Recently I was fortunate enough to a drive frequent visitor, Ted Swindon, who also happens to share the afore mentioned belief. Ted was staying at Londolozi for a fortnight and he was hoping to find certain leopards that he had seen many times before on previous visits as well as any new individuals. With a solid plan and the luxury of time, we set off into the bush for twelve days of looking for leopards.
An inquisitive young male that has been pushed further north by the Senegal Bush Male.
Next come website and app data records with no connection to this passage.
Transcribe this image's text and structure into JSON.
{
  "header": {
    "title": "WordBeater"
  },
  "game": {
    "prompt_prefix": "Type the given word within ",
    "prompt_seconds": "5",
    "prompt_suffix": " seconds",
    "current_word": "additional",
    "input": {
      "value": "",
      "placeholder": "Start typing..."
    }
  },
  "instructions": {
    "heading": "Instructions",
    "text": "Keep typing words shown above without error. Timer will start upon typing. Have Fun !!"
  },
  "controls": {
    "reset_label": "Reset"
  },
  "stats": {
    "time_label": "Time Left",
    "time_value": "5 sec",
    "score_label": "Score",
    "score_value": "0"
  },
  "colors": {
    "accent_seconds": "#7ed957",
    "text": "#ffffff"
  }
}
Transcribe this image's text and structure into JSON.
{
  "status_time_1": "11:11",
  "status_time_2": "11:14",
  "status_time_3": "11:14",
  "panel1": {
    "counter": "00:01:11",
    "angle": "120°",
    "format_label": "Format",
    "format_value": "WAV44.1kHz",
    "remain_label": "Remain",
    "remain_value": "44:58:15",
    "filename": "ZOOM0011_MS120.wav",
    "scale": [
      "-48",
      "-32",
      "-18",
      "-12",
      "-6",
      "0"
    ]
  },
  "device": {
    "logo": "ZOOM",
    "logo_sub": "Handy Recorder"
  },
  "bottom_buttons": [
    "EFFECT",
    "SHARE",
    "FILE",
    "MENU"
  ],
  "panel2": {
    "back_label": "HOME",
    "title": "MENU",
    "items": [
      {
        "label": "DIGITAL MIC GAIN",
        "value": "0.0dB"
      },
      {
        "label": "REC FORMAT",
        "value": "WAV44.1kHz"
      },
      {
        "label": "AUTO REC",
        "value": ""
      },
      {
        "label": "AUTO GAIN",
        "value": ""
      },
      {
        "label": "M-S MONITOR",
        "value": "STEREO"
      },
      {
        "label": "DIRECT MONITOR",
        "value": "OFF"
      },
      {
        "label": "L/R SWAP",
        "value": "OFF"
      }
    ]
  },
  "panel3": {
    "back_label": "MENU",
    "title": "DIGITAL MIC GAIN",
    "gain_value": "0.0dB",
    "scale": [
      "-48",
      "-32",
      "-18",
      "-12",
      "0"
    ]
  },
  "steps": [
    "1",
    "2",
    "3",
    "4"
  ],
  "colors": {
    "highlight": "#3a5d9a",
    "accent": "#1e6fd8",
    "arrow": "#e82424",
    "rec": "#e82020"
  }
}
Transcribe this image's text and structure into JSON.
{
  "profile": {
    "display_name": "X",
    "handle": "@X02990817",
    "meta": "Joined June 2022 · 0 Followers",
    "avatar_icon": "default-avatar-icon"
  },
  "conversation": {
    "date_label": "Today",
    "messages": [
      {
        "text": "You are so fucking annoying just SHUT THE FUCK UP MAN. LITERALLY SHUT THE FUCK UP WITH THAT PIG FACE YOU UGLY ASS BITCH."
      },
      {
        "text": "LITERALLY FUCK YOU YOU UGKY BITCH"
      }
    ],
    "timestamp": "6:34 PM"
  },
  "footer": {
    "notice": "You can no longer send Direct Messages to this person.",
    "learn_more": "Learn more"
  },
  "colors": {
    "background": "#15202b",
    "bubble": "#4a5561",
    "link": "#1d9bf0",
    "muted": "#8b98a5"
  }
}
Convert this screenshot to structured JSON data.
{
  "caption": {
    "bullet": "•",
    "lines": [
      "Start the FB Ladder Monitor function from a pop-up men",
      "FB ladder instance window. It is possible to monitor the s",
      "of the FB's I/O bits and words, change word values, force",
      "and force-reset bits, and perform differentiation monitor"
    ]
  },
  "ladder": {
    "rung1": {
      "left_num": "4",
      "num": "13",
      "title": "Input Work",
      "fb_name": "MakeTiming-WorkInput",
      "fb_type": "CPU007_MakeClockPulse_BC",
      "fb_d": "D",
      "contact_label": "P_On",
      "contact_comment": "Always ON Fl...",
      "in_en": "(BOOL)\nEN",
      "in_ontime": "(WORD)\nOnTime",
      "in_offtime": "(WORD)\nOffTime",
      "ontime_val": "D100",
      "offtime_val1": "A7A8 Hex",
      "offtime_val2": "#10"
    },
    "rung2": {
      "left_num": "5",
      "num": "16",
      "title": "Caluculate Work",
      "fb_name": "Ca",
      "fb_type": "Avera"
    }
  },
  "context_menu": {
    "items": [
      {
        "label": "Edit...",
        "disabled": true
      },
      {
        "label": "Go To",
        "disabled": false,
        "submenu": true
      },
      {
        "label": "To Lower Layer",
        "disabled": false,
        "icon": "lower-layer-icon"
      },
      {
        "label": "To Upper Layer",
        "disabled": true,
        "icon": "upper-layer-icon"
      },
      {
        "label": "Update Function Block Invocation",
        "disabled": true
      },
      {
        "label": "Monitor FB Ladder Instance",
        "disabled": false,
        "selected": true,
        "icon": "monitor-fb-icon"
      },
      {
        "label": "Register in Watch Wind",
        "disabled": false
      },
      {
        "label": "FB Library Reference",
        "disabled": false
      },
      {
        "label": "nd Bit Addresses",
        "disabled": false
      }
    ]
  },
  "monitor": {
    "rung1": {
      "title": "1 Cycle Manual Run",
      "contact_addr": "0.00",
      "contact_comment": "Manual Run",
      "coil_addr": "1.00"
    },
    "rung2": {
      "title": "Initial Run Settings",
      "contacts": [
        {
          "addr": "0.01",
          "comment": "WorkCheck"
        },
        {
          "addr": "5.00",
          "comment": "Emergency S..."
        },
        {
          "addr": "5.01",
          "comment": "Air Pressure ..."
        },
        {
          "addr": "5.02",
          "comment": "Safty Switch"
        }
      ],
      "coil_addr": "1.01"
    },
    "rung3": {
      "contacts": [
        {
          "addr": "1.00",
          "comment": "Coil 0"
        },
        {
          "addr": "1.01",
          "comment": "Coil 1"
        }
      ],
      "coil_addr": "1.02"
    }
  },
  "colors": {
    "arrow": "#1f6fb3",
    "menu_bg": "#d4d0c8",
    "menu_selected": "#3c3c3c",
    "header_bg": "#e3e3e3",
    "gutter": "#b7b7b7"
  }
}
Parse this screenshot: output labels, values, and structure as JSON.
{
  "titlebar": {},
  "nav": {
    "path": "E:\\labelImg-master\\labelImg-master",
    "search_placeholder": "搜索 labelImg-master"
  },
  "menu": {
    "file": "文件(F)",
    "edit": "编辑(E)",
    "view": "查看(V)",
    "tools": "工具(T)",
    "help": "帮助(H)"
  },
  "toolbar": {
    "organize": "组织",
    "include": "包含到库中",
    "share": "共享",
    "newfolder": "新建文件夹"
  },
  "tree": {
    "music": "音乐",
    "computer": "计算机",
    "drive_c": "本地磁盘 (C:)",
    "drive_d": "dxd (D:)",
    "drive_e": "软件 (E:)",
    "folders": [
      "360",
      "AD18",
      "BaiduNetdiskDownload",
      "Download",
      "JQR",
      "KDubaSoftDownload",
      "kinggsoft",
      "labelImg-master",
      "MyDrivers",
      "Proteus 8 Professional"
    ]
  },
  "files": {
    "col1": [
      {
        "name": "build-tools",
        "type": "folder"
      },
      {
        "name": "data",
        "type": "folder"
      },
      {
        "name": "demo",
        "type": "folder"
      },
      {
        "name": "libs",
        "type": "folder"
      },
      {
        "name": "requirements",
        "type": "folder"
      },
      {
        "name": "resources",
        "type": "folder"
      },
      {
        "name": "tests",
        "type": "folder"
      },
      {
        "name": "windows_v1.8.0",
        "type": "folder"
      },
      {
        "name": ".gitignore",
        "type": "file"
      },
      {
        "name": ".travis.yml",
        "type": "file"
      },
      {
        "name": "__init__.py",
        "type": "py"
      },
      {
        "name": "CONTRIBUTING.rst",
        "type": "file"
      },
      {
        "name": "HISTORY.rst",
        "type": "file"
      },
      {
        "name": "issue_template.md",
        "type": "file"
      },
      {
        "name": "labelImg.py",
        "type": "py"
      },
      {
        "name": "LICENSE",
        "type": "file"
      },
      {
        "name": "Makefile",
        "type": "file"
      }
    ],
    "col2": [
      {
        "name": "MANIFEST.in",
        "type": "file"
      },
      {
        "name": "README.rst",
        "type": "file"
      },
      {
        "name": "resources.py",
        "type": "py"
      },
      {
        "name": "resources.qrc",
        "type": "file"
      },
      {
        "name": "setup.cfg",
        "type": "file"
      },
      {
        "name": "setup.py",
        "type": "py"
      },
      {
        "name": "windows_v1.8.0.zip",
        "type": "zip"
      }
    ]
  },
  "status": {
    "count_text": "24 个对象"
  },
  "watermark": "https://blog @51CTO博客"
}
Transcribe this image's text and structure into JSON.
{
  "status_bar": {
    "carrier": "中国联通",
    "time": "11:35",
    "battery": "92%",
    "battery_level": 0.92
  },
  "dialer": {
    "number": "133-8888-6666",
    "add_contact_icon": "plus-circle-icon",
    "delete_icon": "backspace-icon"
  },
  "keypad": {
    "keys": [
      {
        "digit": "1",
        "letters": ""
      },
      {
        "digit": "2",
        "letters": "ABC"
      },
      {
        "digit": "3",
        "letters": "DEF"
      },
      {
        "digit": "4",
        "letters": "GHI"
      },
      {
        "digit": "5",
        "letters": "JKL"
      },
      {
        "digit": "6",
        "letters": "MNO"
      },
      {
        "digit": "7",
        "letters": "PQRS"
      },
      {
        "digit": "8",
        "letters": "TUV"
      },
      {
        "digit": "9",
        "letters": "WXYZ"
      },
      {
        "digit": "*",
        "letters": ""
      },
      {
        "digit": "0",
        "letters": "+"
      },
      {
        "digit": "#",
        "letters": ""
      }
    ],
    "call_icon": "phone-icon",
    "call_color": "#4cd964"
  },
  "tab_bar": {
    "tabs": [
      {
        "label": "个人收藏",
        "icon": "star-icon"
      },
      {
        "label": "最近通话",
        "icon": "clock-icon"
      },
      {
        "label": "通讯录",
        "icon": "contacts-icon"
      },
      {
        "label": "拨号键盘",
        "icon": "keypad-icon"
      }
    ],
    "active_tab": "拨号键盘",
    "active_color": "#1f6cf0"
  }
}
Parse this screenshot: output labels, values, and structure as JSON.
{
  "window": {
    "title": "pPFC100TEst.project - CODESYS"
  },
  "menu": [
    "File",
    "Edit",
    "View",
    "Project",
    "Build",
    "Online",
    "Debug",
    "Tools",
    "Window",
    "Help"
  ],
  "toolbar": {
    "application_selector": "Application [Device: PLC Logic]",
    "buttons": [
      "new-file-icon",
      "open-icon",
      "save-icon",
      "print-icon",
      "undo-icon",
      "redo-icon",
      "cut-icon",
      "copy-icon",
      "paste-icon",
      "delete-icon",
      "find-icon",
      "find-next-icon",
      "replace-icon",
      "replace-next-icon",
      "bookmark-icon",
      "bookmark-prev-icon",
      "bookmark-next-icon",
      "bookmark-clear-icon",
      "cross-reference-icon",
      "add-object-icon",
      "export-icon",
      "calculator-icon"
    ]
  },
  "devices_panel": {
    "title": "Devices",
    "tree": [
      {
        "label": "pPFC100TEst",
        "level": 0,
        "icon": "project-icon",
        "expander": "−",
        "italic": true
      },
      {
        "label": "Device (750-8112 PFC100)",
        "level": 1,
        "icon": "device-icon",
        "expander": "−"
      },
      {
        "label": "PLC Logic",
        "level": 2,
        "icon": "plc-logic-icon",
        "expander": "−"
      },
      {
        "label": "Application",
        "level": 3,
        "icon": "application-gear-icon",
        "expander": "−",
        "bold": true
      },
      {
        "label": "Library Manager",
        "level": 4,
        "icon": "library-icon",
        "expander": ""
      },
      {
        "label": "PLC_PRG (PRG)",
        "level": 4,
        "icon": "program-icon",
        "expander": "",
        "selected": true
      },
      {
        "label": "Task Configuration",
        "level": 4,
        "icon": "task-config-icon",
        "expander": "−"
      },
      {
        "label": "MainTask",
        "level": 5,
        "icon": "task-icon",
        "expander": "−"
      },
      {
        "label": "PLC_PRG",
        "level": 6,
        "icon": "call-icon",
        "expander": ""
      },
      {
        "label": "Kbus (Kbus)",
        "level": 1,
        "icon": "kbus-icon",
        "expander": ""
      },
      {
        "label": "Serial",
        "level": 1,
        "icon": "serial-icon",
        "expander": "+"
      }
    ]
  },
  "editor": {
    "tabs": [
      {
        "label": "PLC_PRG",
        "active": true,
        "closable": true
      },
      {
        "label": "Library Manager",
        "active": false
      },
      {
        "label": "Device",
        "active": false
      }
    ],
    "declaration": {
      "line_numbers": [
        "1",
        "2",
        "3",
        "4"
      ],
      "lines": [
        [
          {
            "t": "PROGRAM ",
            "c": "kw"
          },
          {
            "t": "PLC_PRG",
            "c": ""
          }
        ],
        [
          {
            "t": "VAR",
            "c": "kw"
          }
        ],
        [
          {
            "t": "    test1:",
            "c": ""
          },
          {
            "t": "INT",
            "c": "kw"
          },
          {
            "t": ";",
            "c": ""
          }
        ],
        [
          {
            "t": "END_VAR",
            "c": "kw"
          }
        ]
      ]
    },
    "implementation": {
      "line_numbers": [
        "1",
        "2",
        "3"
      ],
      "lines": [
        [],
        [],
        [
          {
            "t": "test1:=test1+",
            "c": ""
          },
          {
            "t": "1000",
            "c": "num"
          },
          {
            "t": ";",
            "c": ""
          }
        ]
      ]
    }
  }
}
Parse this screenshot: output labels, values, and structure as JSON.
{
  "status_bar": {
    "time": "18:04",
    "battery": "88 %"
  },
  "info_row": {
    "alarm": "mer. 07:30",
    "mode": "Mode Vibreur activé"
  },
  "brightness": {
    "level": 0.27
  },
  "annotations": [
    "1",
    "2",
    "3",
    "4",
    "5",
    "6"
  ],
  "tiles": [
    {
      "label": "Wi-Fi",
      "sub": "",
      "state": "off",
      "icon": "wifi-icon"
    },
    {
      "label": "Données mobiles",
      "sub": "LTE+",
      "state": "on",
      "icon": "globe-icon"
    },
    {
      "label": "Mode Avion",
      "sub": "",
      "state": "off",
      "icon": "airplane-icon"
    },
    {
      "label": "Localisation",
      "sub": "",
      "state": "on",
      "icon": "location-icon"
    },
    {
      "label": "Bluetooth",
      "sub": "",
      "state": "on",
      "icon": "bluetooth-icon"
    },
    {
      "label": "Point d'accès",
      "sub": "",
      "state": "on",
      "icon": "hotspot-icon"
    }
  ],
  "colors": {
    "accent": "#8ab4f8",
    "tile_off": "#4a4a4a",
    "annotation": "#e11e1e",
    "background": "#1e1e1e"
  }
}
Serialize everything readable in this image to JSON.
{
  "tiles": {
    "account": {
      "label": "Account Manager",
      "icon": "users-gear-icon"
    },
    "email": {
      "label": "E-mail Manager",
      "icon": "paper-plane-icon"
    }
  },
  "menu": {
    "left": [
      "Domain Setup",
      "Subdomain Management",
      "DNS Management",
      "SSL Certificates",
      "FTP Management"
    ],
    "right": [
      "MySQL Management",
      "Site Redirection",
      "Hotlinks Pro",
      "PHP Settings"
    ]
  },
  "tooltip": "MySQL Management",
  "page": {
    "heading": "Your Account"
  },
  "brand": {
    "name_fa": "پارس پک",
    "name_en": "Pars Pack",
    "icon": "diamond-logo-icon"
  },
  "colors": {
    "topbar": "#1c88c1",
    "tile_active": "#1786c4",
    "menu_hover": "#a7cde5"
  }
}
Leopards are beautiful creatures and there is something very alluring about these elusive animals. While they are amazing merely to look at, I believe it is also the leopard’s solitary lifestyle and secretive habits that attract us to them. People come to Londolozi from all over the world to get a chance to see a leopard in the wild and we as guides do our best to oblige. For many of our repeat guests, it is the stories and lineages of the individual leopards that keep them coming back to Londolozi year after year.
During our twelve days of searching for leopards we were able to focus our efforts on tracking specific leopards. Our methodology was simple; head into the leopard’s territory and begin tracking. There were days when we found fresh tracks straight away that lead us to the desired leopard and then there were times when we spent hours tracking without any luck. Time spent in the bush is never wasted and it was on these days that we returned back to camp empty-handed that we could reflect on the things we learned while being out tracking in the bush.
One of two sisters born to the Nhlanguleni female, both of whom made it to independence, the first intact litter to do so in 7 years.
Of the many small lessons I’ve learned whilst out tracking in the bush, there were three in particular that stood out to me more than ever:
1. Enjoy Nature’s Many Offerings
The pursuit of leopards cannot be practiced without observing the bush in its entirety. Everything in the environment around can provide a clue as to the whereabouts of the leopard in question. The process of stopping and meticulously scanning the surrounding area, listening to the sounds of the bush and allowing yourself to be still in the natural environment helps you to fully appreciate how amazing it is to be in such a unique wild place. Not only will you find more leopards this way but you may also catch sight of a rare bird or discover a newfound appreciation for a simple tree or even just enjoy a moment of tranquility in nature.
2. Realising That The Life Of A Leopard Is Tough
Tracking a specific leopard is different to just seeing one. The task of finding a certain leopard involves spending meaningful time exploring that leopard’s territory, following the very same paths that the leopard walks. After a while you become immersed in the story of the leopard and you can begin to imagine what it might feel like to have to fend for oneself in the unforgiving wilderness. Should you eventually spot this elusive leopard you would have cultivated a deeper level of appreciation for it having spent time searching for it.
3. Intimate Leopard Sightings
Having gone through the hard work of tracking a leopard, you would have undoubtedly picked up some clues as to what the leopard was up to over the last few days. The feeling you get when you eventually find the leopard that you have been searching for is immensely satisfying. Viewing a leopard that you have toiled hard to find connects you to that animal. As you watch the leopard go about its daily life, you feel privileged that this animal has allowed you to be near to it. The knowledge of how difficult it is to find a leopard forces you to appreciate just how special these secretive creatures really are.
This female is a success story all in herself, being born as a single cub to the Dudley Riverbank female in early 2012.
By the time Ted left Londolozi, we had tracked and found 17 leopards – almost all the leopards that he had hoped to find. This experience proved to us once again that not only is tracking a very effective way of finding leopards, it also undoubtedly enhances each and every leopard sighting. In conclusion, I’ll leave you with this – it is better to have tracked and failed, then never to have tracked at all.